Exercise
Only the number is wanted: state how many lines of the data below contain the word "protocol".

(Data about app and page elements)
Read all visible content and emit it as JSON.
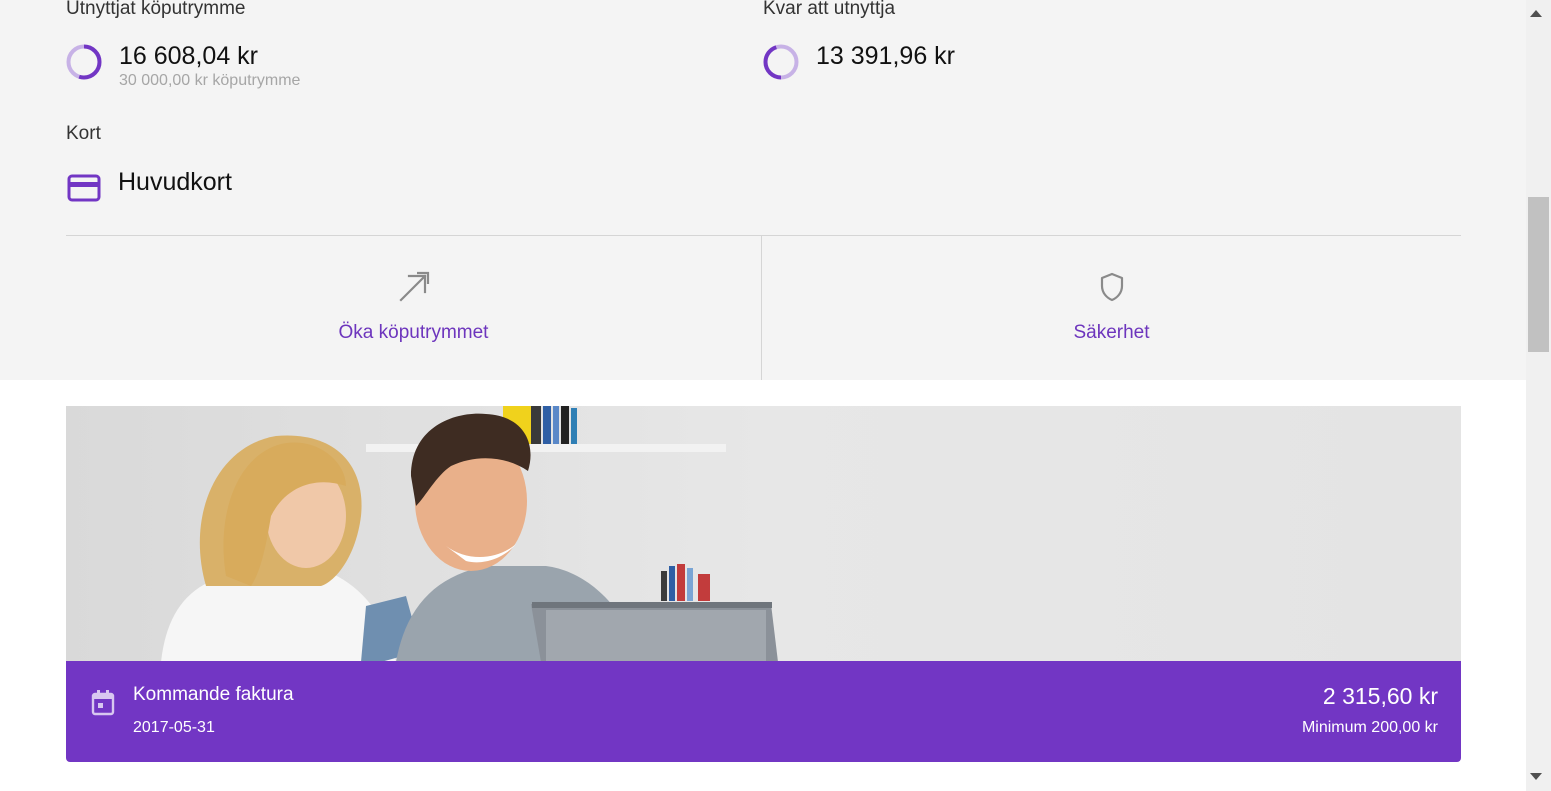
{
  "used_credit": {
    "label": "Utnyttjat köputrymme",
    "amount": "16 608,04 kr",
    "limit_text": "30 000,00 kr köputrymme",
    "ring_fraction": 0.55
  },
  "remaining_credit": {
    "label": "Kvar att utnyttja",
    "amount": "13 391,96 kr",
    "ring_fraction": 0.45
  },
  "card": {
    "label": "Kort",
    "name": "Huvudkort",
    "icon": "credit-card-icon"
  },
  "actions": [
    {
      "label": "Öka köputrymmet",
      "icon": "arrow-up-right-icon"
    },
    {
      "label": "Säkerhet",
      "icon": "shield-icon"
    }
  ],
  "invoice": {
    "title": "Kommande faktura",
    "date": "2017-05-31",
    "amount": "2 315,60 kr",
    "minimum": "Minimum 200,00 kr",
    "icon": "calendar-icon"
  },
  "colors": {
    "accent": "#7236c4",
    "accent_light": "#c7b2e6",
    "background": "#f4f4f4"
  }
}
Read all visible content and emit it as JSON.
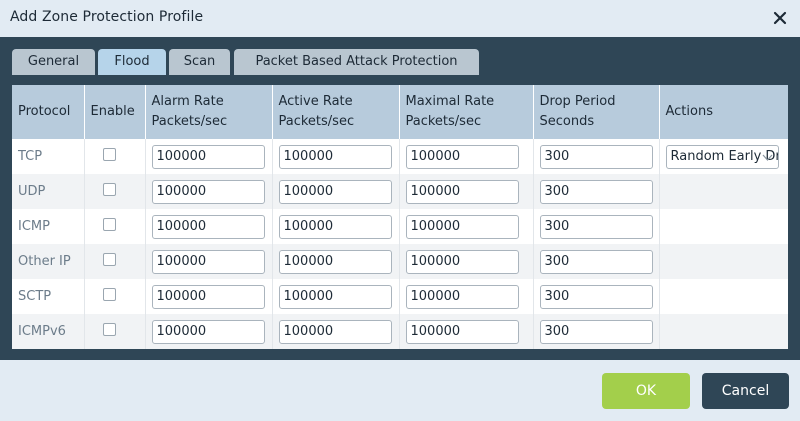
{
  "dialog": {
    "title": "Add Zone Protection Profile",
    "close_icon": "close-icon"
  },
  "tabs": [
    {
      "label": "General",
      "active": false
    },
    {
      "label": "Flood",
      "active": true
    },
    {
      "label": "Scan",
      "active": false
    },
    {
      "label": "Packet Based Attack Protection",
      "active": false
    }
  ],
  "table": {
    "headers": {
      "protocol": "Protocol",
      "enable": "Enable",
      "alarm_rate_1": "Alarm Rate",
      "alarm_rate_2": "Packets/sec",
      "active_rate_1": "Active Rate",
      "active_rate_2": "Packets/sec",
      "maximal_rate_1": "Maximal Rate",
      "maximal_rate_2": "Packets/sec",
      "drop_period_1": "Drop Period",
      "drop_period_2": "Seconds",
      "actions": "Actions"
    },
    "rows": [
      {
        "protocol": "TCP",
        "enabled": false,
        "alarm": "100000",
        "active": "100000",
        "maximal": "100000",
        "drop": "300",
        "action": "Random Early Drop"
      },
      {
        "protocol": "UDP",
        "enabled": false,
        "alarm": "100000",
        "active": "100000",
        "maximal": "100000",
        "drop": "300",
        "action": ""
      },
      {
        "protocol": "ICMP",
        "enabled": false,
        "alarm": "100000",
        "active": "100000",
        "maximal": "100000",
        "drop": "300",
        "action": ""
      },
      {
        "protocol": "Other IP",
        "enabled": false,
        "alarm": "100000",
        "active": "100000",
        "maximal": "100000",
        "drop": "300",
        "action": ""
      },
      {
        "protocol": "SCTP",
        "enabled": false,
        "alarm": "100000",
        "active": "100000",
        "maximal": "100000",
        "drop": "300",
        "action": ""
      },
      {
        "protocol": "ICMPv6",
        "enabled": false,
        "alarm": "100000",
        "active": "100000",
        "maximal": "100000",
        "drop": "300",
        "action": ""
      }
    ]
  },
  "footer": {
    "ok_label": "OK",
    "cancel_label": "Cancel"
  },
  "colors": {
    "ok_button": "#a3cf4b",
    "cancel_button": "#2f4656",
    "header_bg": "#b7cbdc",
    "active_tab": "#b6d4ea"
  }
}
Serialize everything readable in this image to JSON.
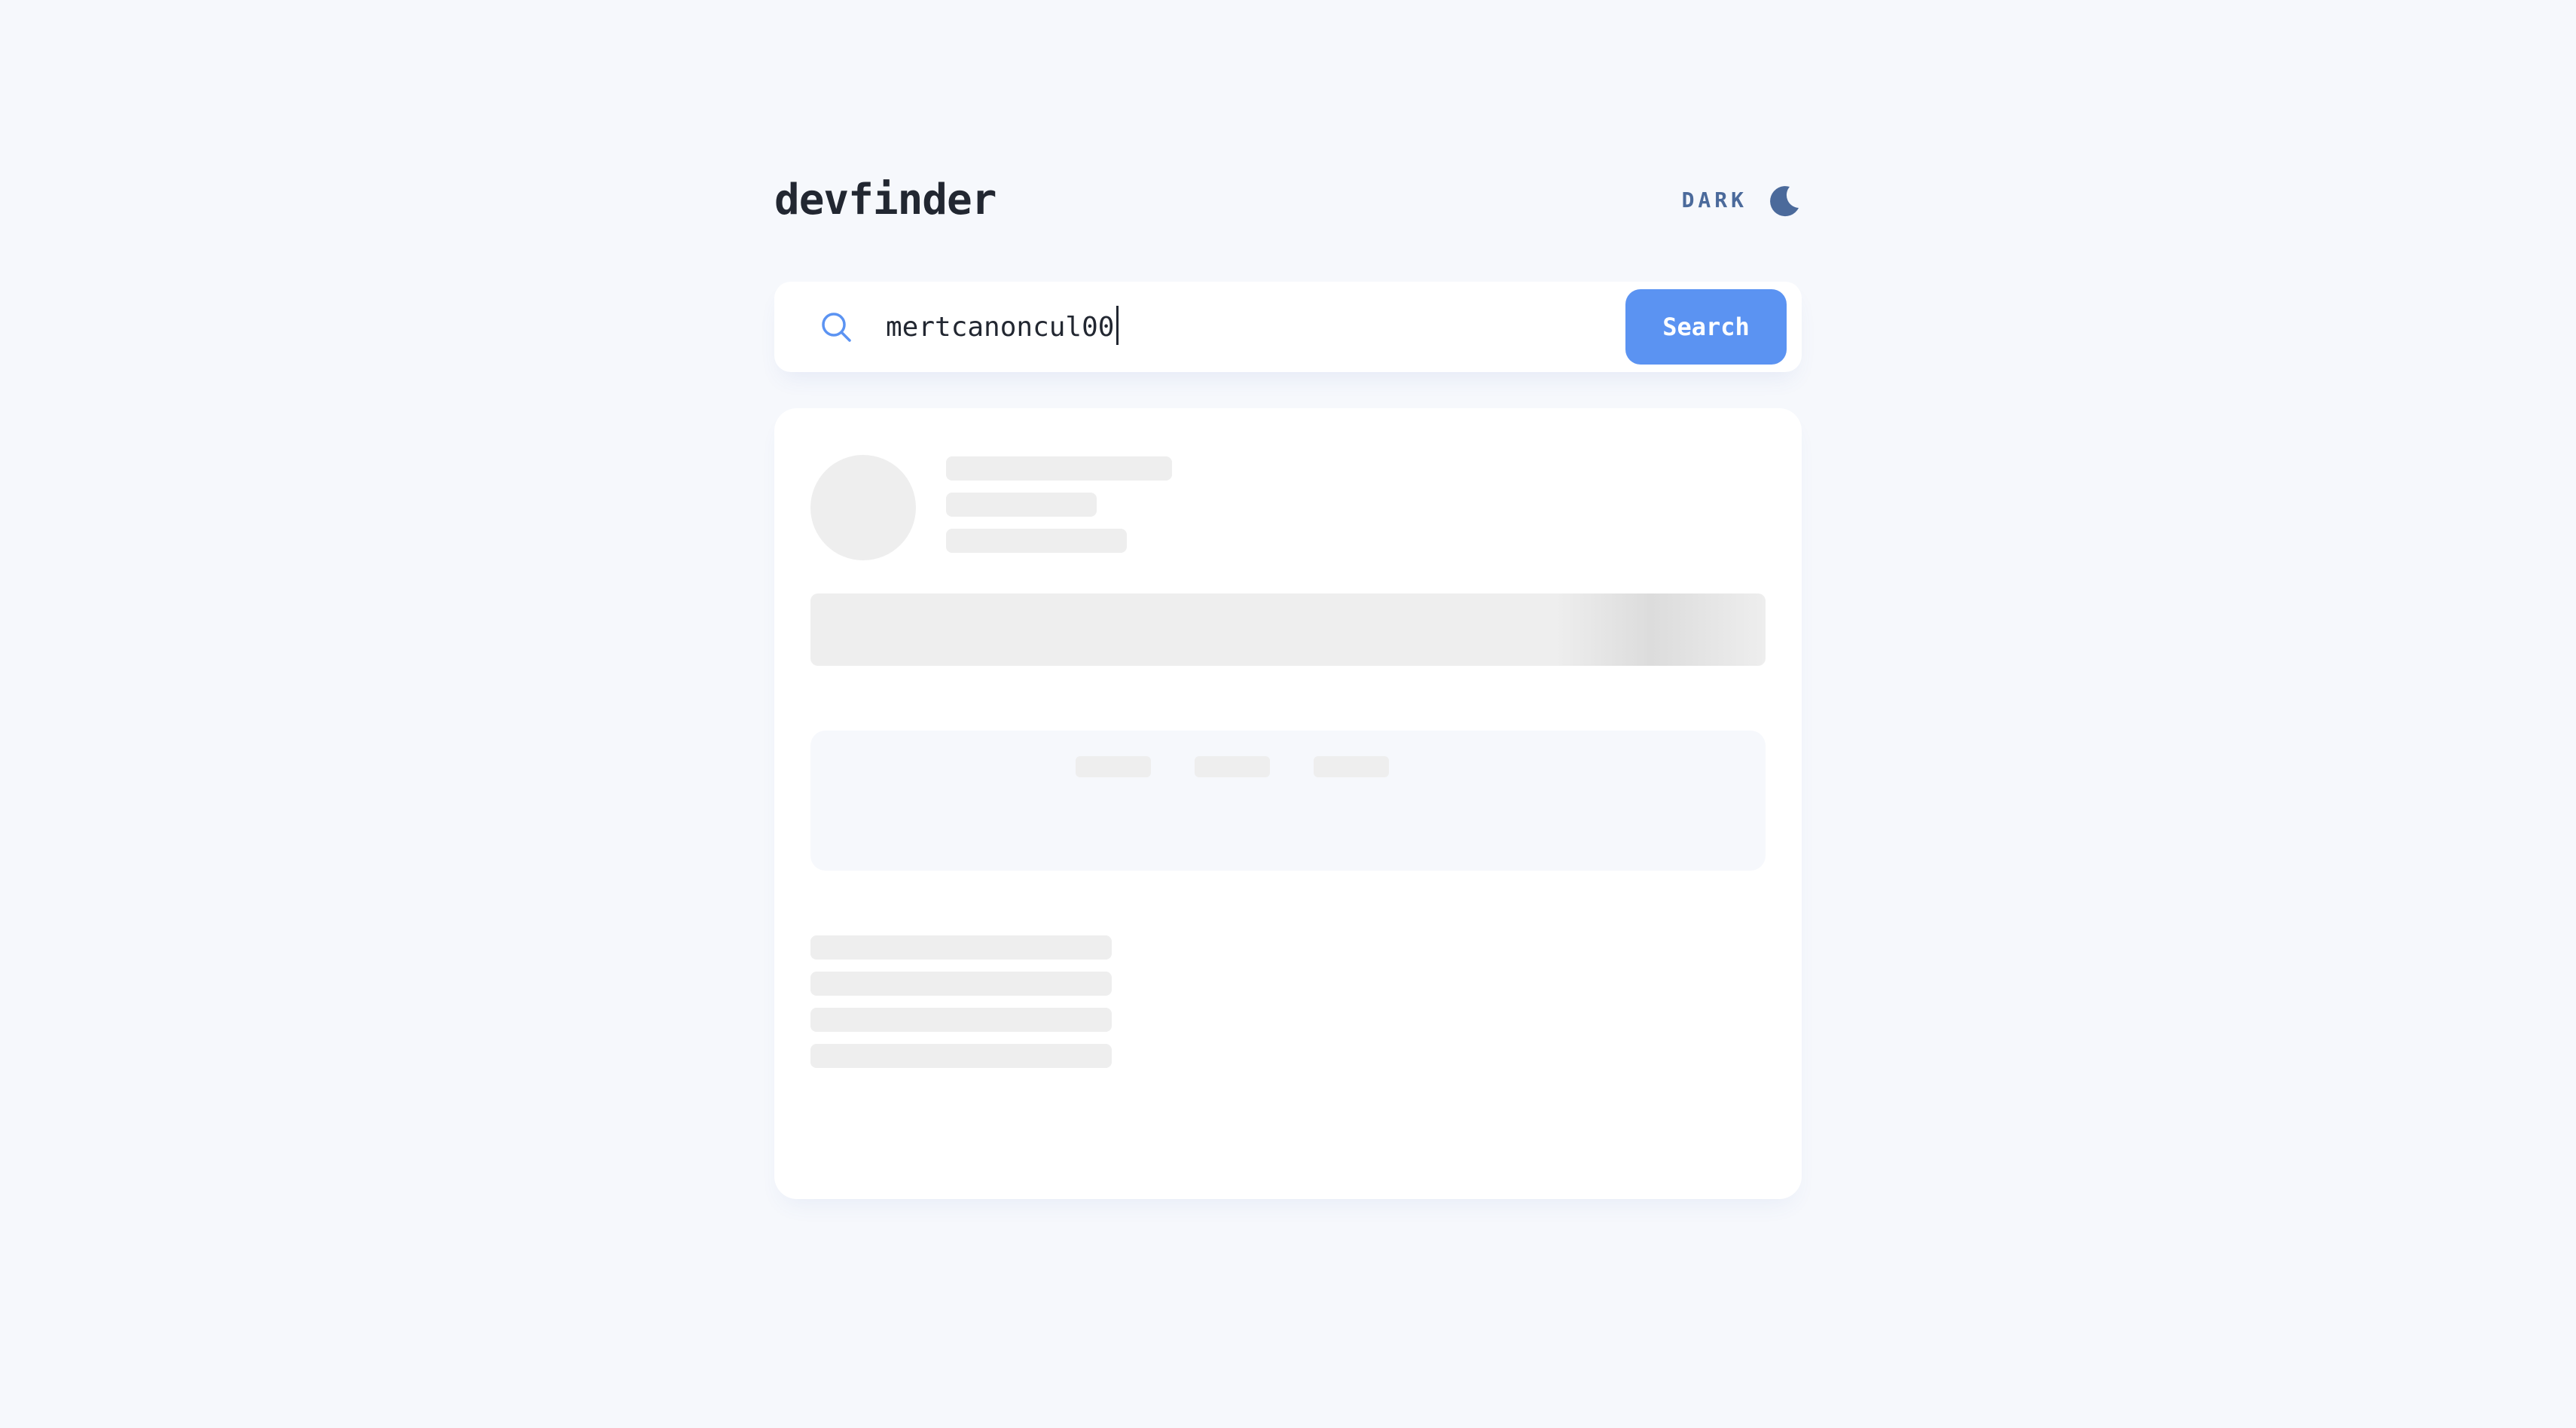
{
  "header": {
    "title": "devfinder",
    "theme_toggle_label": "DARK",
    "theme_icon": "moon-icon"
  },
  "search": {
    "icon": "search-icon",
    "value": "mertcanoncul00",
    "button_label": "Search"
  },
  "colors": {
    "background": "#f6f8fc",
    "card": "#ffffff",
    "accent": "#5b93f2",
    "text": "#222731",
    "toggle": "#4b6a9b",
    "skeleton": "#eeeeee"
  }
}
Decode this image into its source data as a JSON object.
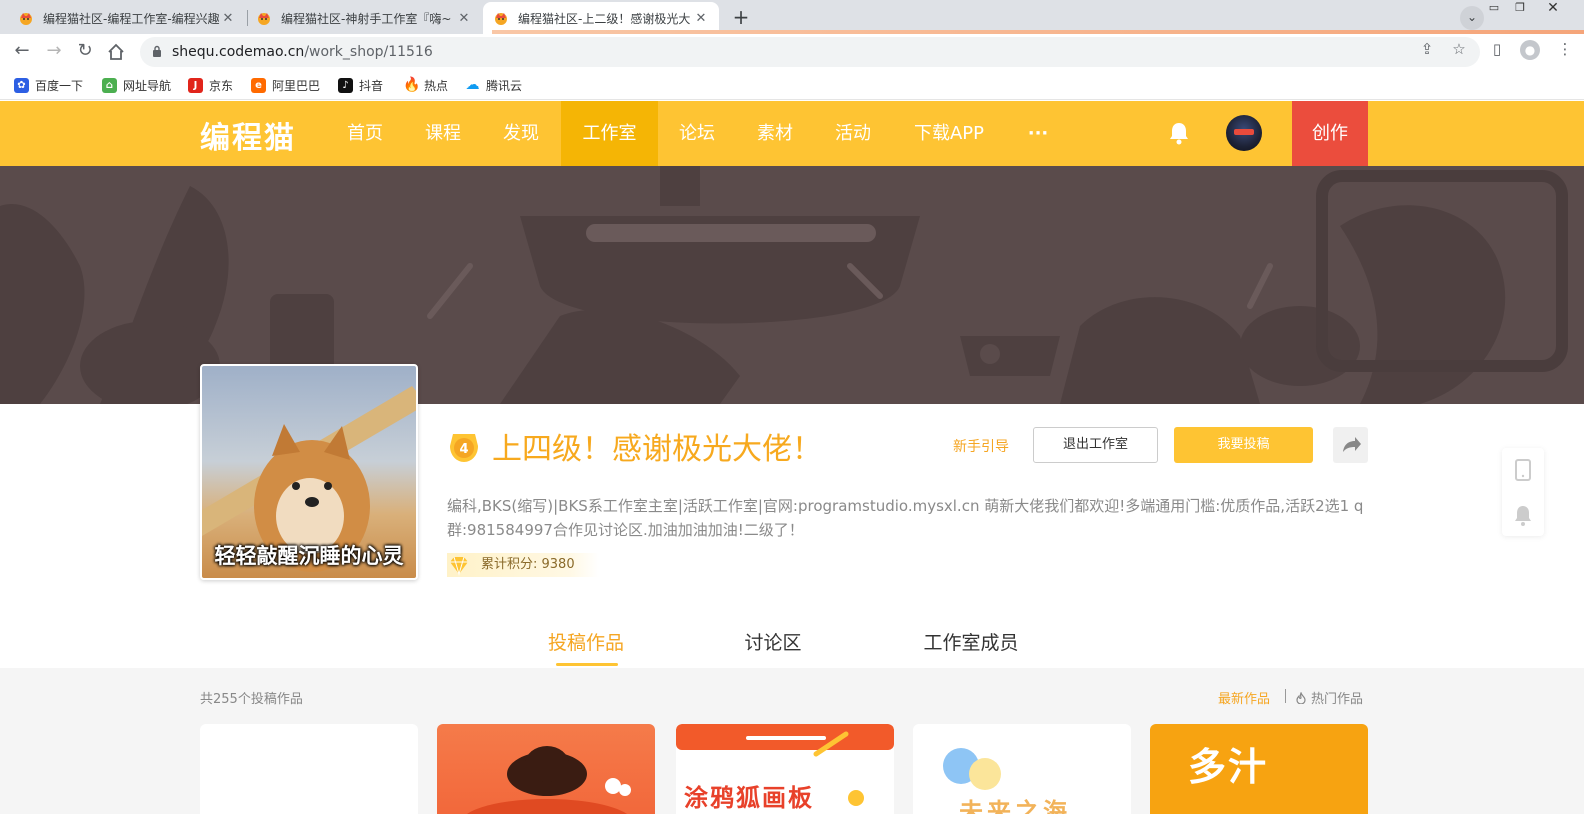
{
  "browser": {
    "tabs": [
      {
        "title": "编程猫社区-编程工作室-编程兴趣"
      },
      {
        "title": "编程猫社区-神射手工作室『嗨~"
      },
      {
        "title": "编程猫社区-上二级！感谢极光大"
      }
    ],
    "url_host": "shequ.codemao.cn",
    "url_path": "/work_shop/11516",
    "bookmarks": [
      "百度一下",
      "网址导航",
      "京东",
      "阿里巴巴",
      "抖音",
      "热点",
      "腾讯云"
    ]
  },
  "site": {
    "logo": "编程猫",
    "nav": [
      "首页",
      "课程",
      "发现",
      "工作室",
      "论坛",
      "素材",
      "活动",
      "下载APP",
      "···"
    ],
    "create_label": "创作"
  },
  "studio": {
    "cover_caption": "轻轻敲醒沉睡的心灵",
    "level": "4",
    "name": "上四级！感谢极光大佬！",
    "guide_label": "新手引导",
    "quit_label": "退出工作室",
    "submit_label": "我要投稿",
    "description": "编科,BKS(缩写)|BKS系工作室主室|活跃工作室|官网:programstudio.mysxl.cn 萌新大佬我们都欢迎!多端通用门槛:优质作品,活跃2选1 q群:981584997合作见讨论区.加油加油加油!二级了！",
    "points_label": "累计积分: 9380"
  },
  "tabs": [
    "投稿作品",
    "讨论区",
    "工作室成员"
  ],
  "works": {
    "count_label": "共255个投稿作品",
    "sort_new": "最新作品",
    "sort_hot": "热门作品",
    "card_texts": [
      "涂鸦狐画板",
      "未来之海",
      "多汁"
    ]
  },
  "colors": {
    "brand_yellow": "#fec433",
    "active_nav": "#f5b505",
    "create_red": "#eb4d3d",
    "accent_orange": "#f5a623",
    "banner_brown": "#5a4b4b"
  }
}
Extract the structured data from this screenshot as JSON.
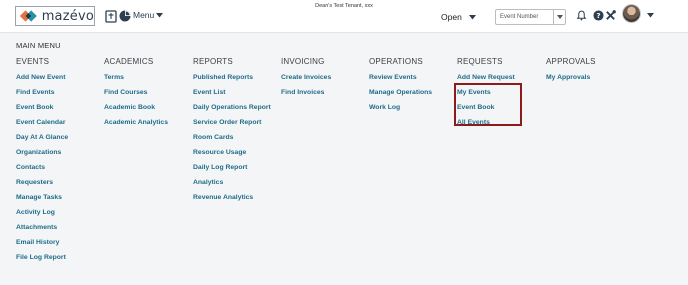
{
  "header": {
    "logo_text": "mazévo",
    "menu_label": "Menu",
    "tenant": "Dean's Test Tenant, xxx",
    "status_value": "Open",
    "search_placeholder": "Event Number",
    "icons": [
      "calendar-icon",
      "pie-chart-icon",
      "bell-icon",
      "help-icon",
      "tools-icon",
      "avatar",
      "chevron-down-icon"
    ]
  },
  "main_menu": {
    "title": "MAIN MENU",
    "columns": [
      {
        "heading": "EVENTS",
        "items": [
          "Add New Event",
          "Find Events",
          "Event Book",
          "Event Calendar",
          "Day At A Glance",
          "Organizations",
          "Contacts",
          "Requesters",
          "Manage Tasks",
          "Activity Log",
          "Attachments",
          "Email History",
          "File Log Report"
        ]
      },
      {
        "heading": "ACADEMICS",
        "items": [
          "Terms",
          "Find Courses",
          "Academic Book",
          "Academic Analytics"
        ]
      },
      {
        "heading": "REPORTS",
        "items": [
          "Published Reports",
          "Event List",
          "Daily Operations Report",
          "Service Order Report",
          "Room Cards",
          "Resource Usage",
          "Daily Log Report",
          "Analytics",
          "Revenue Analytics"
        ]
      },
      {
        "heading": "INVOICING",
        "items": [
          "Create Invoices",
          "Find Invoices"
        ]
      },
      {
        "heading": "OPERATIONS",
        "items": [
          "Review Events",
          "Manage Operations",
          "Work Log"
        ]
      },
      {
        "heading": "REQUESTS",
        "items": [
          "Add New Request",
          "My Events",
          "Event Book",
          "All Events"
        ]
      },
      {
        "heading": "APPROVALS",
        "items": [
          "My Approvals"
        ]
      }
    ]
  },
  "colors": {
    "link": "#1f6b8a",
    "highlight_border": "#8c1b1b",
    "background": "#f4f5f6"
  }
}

Task solution
7